Bill Weld Looking to Challenge Trump in 2020
By Izzy Hessler 02/15/2019
Bill Weld expressed interest in running for President in 2020 during a “Politics & Eggs” breakfast on Friday in New Hampshire. “Because of the many concerns I’ve talked about today, I’ve established an exploratory committee…as a Republican in the 2020 election.”
Several Democratic candidates have announced campaigns for the 2020 race, but Weld is the first potential challenger to President Trump in the Republican primary.
“The truth is that we’ve wasted an enormous amount of time by humoring this President, indulging him in his narcissism and his compulsive irrational behaviors,” Weld said Friday, expressing his distaste for the President’s culture of divisiveness in Washington.
“The situation is not yet hopeless, but we do need a mid-course correction,” he added.
Weld will face a tough race for the 2020 Republican nomination. In the past, presidents with inner-party approval ratings of 75 percent or above have not faced serious primary challenges. A Gallup poll recently showed that President Trump had an 89 percent national approval rating among Republicans.
Weld’s political past is unique in its bipartisanship.

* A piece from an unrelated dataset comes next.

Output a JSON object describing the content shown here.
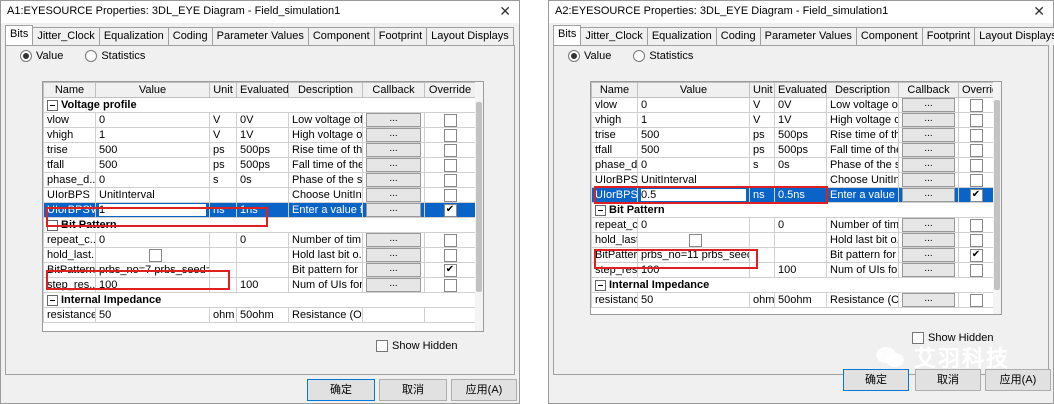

He served as a two-term governor for Massachusetts in the early 1990s before losing the 1996 U.S. Senate race in Massachusetts to John Kerry.
He resigned as governor in 1997 when President Bill Clinton nominated him as U.S. ambassador to Mexico, although he was blocked from a Senate nomination hearing.
Weld unsuccessfully sought the Republican nomination for New York Governor in 2005. He then worked alongside Mitt Romney in his campaign for president in 2008 before endorsing Democratic nominee Barack Obama after Romney dropped out of the race.
Weld was also Gary Johnson’s vice presidential nominee on the Libertarian Party ticket in 2016 but vouched for Hillary Clinton in her efforts to win the Democratic nomination.
Bill Weld’s political path presents some mixed messages, so it will be interesting to see what positions he takes on key issues come election season.